Local Catholics observed March 4 as a day of fasting and prayer. They also held a public procession in Bhatti’s home diocese of Faisalabad.
Archbishop Lawrence Saldanha of Lahore reacted to the minister’s death by saying it has robbed the country’s Catholics and minority groups of a “great leader” and has left them in a “precarious” situation.
The murder has shown that extremist religious parties are gaining the upper hand over a “very weak” government, he explained in an interview with the Catholic charity Aid to the Church in Need. The country’s 2.5 million Christians are now increasingly exposed to violence and intimidation by people with a mindset centered on “an extremist form of Islam.”
“The murder of Shahbaz Bhatti means that we have lost a great leader of our community who stood up for us and articulated the concerns and fears of our people. We do not have a leader now,” the archbishop said.
The slain minister was “a man of great integrity who had his opinions and stuck to them.” The archbishop doubted whether his successor would display the same courage and determination in the face of attacks on minorities’ rights.
“Our people are quite down. They are fearful of the future – more so than before,” Archbishop Saldanha reported. “People feel like second class citizens. We cannot speak out. We feel oppressed, repressed and depressed.”
Security has been increased for Christian buildings. Sacred Heart Cathedral in Lahore is under police guard with cameras, cement barriers, and sandbags. Perimeter walls have been raised by three feet.
The archbishop accused the government of failing to tackle fundamentalism. The religious parties have put much pressure on the government, which is weak and cannot stand against “the menace of extremism.”
Despite the threats, Archbishop Saldanha said Pakistan’s Catholics will endure.
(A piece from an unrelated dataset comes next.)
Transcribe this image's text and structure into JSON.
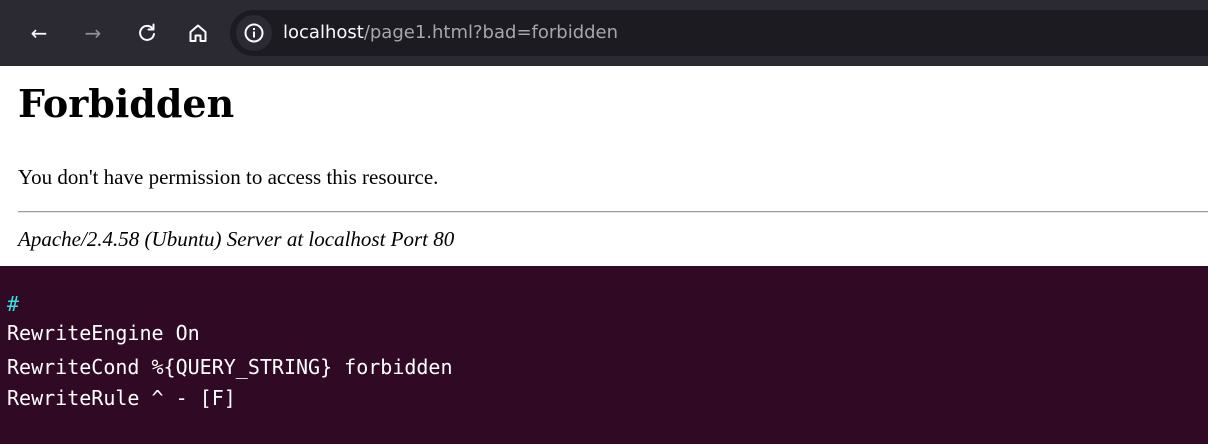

“Our people are very resilient and determined. For centuries, they have been suffering. This is nothing new for them. They have always been under the thumb. We carry on with God’s grace.”